* What is expected *
Show only those lines of the entries where the string "data" is found.

━━━ Listed records

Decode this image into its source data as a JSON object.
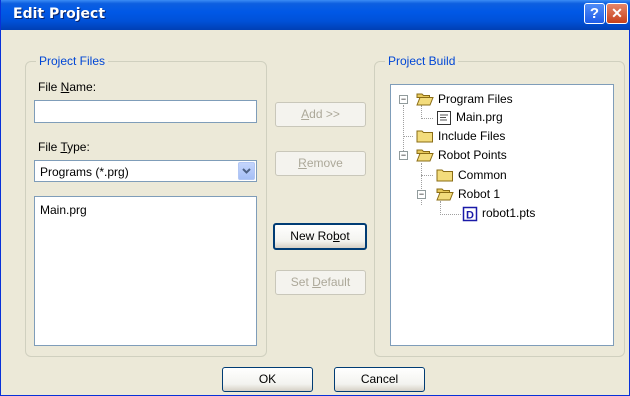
{
  "window": {
    "title": "Edit Project",
    "help_glyph": "?",
    "close_glyph": "✕"
  },
  "project_files": {
    "legend": "Project Files",
    "file_name_label": "File Name:",
    "file_name_value": "",
    "file_type_label": "File Type:",
    "file_type_selected": "Programs (*.prg)",
    "files": [
      "Main.prg"
    ]
  },
  "buttons": {
    "add": "Add >>",
    "remove": "Remove",
    "new_robot": "New Robot",
    "set_default": "Set Default",
    "ok": "OK",
    "cancel": "Cancel"
  },
  "project_build": {
    "legend": "Project Build",
    "tree": [
      {
        "label": "Program Files",
        "icon": "folder-open-icon",
        "expander": "−"
      },
      {
        "label": "Main.prg",
        "icon": "program-file-icon"
      },
      {
        "label": "Include Files",
        "icon": "folder-icon"
      },
      {
        "label": "Robot Points",
        "icon": "folder-open-icon",
        "expander": "−"
      },
      {
        "label": "Common",
        "icon": "folder-icon"
      },
      {
        "label": "Robot 1",
        "icon": "folder-open-icon",
        "expander": "−"
      },
      {
        "label": "robot1.pts",
        "icon": "points-file-icon"
      }
    ]
  },
  "colors": {
    "titlebar": "#0058e6",
    "dialog": "#ece9d8",
    "legend": "#0046d5",
    "field_border": "#7f9db9"
  }
}
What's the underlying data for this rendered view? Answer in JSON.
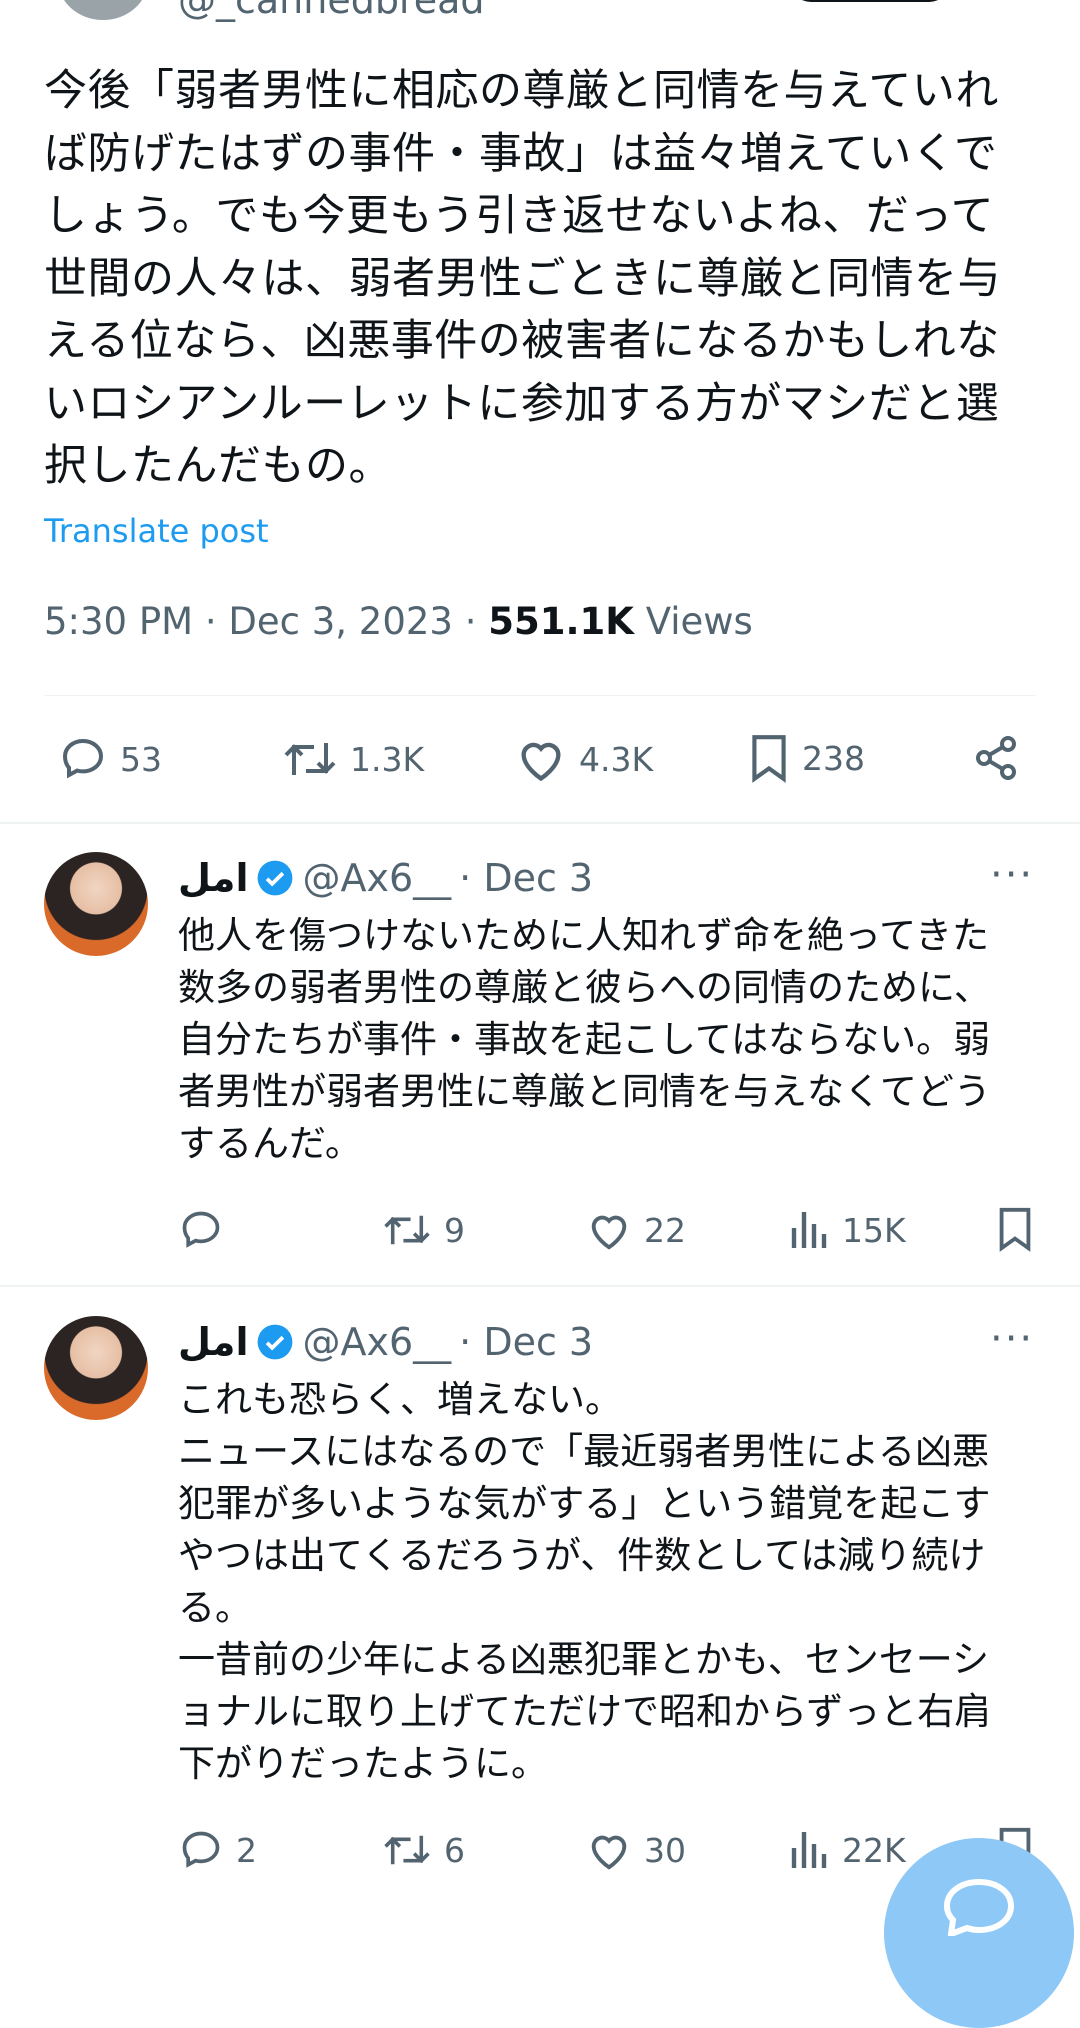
{
  "header": {
    "handle": "@_cannedbread"
  },
  "main_tweet": {
    "lines": [
      "今後「弱者男性に相応の尊厳と同情を与えていれ",
      "ば防げたはずの事件・事故」は益々増えていくで",
      "しょう。でも今更もう引き返せないよね、だって",
      "世間の人々は、弱者男性ごときに尊厳と同情を与",
      "える位なら、凶悪事件の被害者になるかもしれな",
      "いロシアンルーレットに参加する方がマシだと選",
      "択したんだもの。"
    ],
    "translate_label": "Translate post",
    "timestamp": "5:30 PM · Dec 3, 2023 · ",
    "views_count": "551.1K",
    "views_label": " Views",
    "actions": {
      "replies": "53",
      "reposts": "1.3K",
      "likes": "4.3K",
      "bookmarks": "238"
    }
  },
  "replies": [
    {
      "name": "امل",
      "handle": "@Ax6__",
      "date": "· Dec 3",
      "more": "···",
      "lines": [
        "他人を傷つけないために人知れず命を絶ってきた",
        "数多の弱者男性の尊厳と彼らへの同情のために、",
        "自分たちが事件・事故を起こしてはならない。弱",
        "者男性が弱者男性に尊厳と同情を与えなくてどう",
        "するんだ。"
      ],
      "actions": {
        "replies": "",
        "reposts": "9",
        "likes": "22",
        "views": "15K"
      }
    },
    {
      "name": "امل",
      "handle": "@Ax6__",
      "date": "· Dec 3",
      "more": "···",
      "lines": [
        "これも恐らく、増えない。",
        "ニュースにはなるので「最近弱者男性による凶悪",
        "犯罪が多いような気がする」という錯覚を起こす",
        "やつは出てくるだろうが、件数としては減り続け",
        "る。",
        "一昔前の少年による凶悪犯罪とかも、センセーシ",
        "ョナルに取り上げてただけで昭和からずっと右肩",
        "下がりだったように。"
      ],
      "actions": {
        "replies": "2",
        "reposts": "6",
        "likes": "30",
        "views": "22K"
      }
    }
  ],
  "colors": {
    "accent": "#1d9bf0",
    "text": "#0f1419",
    "muted": "#536471",
    "divider": "#eff3f4",
    "verified": "#1d9bf0",
    "fab": "#8ec8f6"
  }
}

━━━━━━

* Response box *
Decode this image into its source data as a JSON object.
What's the underlying data for this rendered view? Answer in JSON.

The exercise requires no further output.